Last saturday I saw my first Bumblebee of the year and few days later the first butterfly, it was a fleeting glimpse and so I couldn't get an accurate ID. Its underwings were very black and I suspect it was a Small Tortoiseshell that had emerged from hibernation.
On Sunday I was accompanied to my patch by a very important guest, my 3 year old niece and my sister. My niece was nearly as well prepared as me. She brandished a small net in one hand and a pair of binoculars in the other, binoculars I must add that she spent most of the time using to look at the ground. It was she who found the first flowering Celandine of the season.
During the week the school pond had been visited by an amorous pair of frogs and much to the delight of the students had laid a mass of frogspawn in the newly enlarged and deepened pond.
Frogspawn is one of the quintessential signs of spring and this year the BBC Wildlife is supporting the Big Spawn Count run by the Freshwater Habitats Trust. You can get involved by keeping an eye out for frogspawn and recording them at: http://www.freshwaterhabitats.org.uk/projects/big-spawn-count/ This sorts of citizen science project rely on your help and provide valuable information to researchers. Another good phenology site is the one provided by the Woodland Trust at: http://www.naturescalendar.org.uk/

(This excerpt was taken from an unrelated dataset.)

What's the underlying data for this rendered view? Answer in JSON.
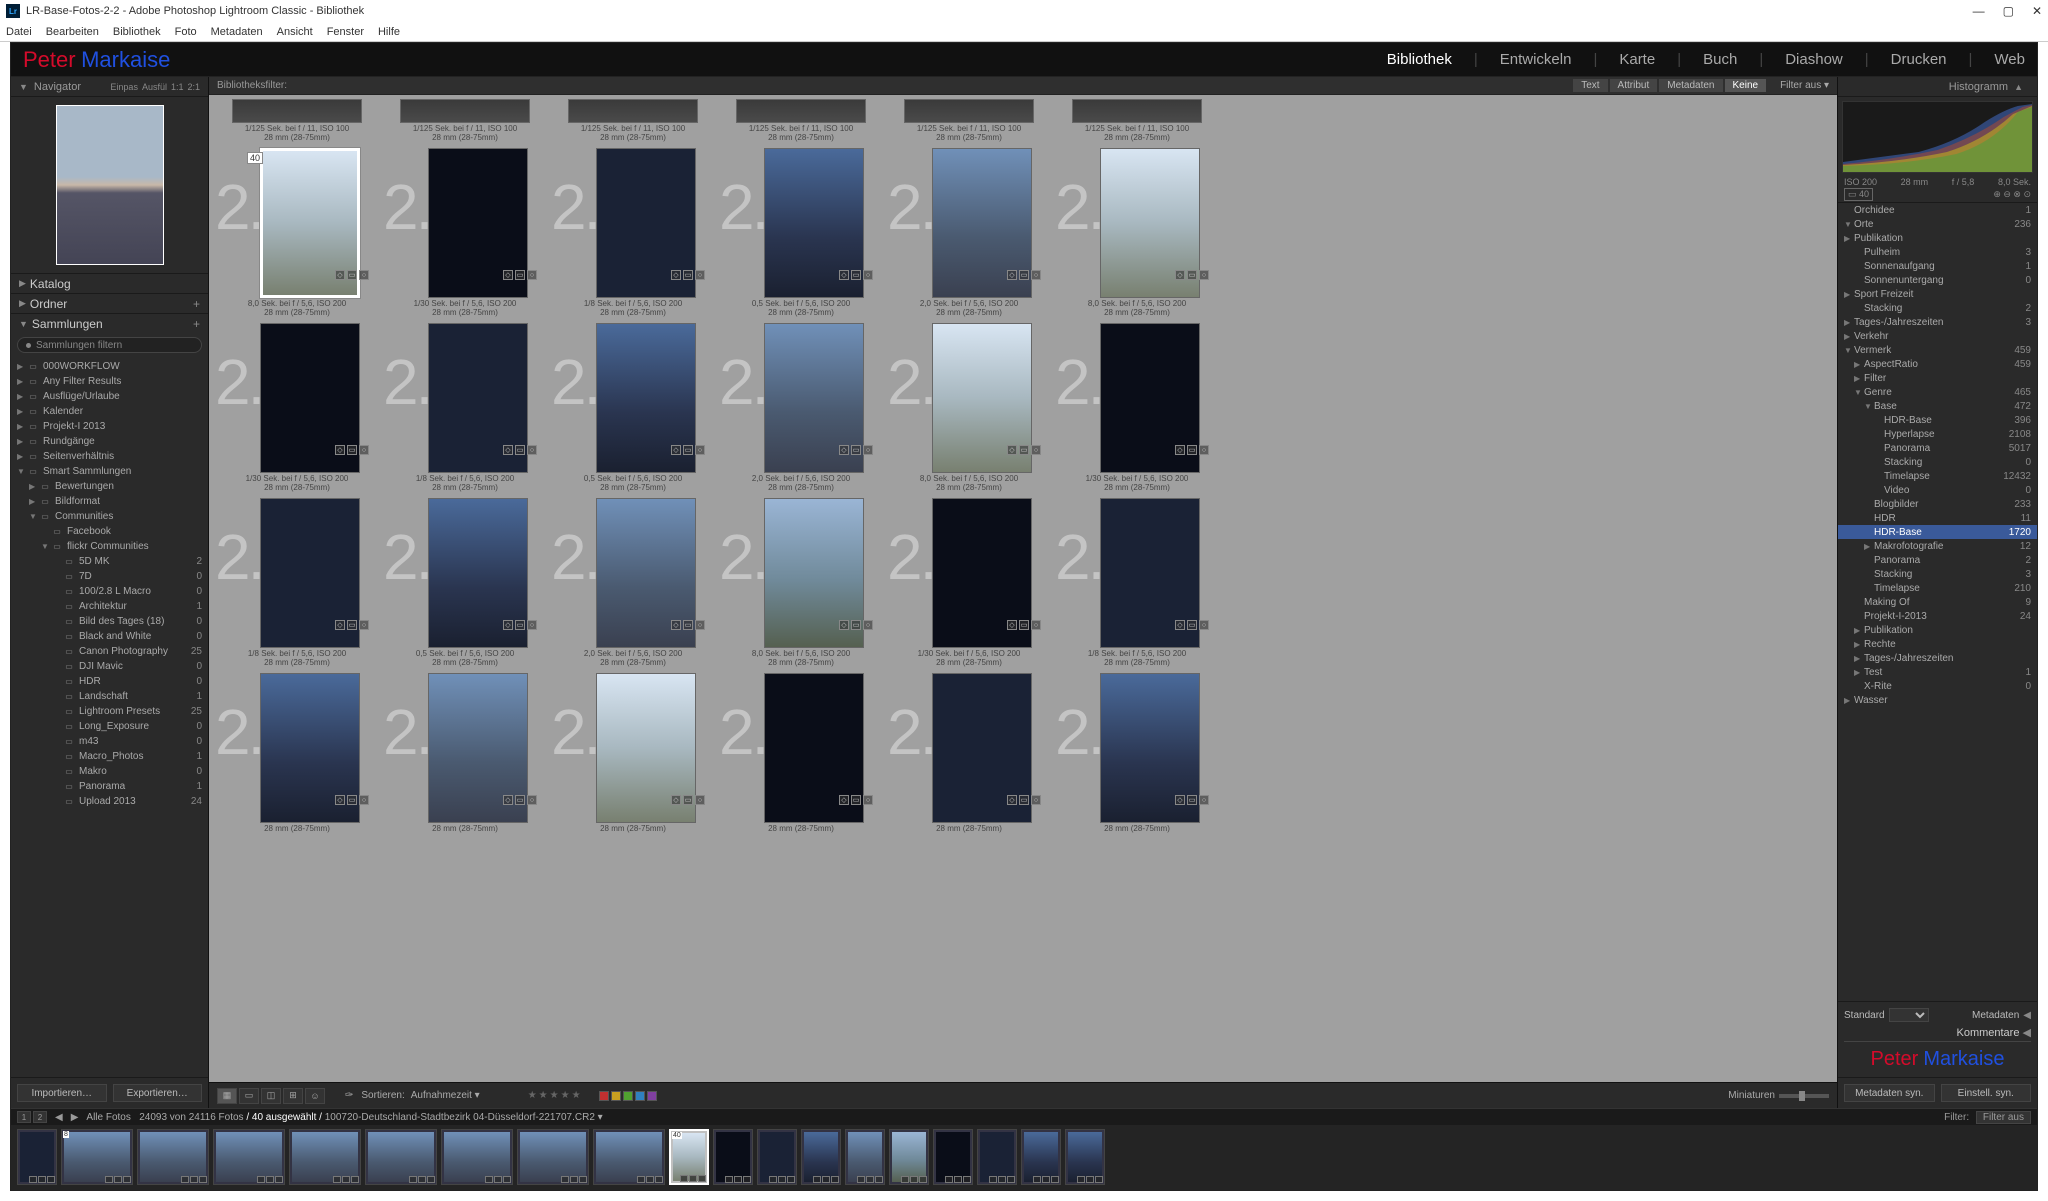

Lastly to bring my spring sightings to a close today whilst on my patch I watched as the Jackdaws took up position in the Old Hollow Alder Nesting tree they have used for years and the basal rosettes of Comfrey just beginning to emerge and the arrival of a Chiffchaff and Skylark.
|Jackdaw Nest Tree|
|First Marsh Marigolds in Flower|
|Comfrey starting to come up|